Mr Morsi, a key figure of Egypt's Muslim Brotherhood, said several times that he was the "first, democratically elected, civilian president of Egypt" and earned applause by asking his audience to "see a new Egypt".
"I never imagined this moment," Mr Morsi told the Clinton Global Initiative in New York. "We really have a new state in Egypt."
That state has faced a chaotic political climate since last year's mass protests brought down Egypt's ageing dictator Hosni Mubarak.
Egypt, now governed by the conservative Muslim Brotherhood, has tussled with military officials and democracy activists over the future of the Arab world's most populous country.
Mr Morsi called for limits on free speech, without providing details, saying the violent protests over an anti-Islam video required "some reflection". The protests have killed dozens of people, including the US ambassador to Libya, since they began last week. "We must acknowledge the importance of freedom of expression," he said. "We must also recognise that such freedom comes with responsibilities, especially when it comes with serious implications for international peace and stability."
His speech at the annual gala of former US president Bill Clinton's foundation followed a Monday night meeting with Mr Clinton's wife, US secretary of state Hillary Clinton, that sought to repair ties that were strained severely after Egyptian demonstrators overran the US embassy in Cairo.
Mr Morsi insisted that all Egyptians enjoyed equal rights after the lecture's moderator - Mr Clinton - asked about the rights of women and the country's large Christian minority. In the past Mr Morsi has said he does not believe Christians or women can serve as the country's leaders, based on his conservative interpretation of Islam.
He called for a shake-up of global organisations such as the UN, saying they had to be more democratic - a frequent cry of regional powers who resent the UN Security Council's permanent five members - the US, Russia, China, France and Britain. Mr Morsi appeared to single out Syria's backers - Russia and China - and Israel for criticism. "I can't simply watch the blood that is being shed in Syria, or the children starving in Gaza, and claim that our model of global governance works," he said.

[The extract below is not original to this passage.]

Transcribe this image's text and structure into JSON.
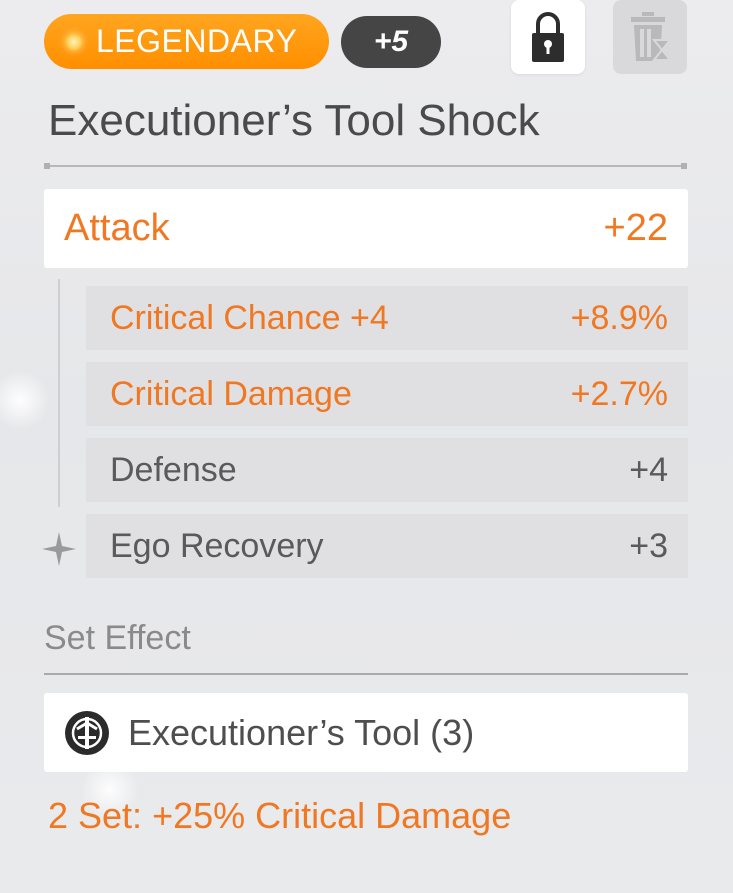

Mr Morsi acknowledged the vast challenges his country faced - high unemployment, a crippled infrastructure, sputtering economy and unchecked violence - but said he remained patriotic and faithful. "As an Egyptian I know there is no limit to what humans can accomplish when people come together for a peaceful purpose," he said. "As a Muslim, I know God helps."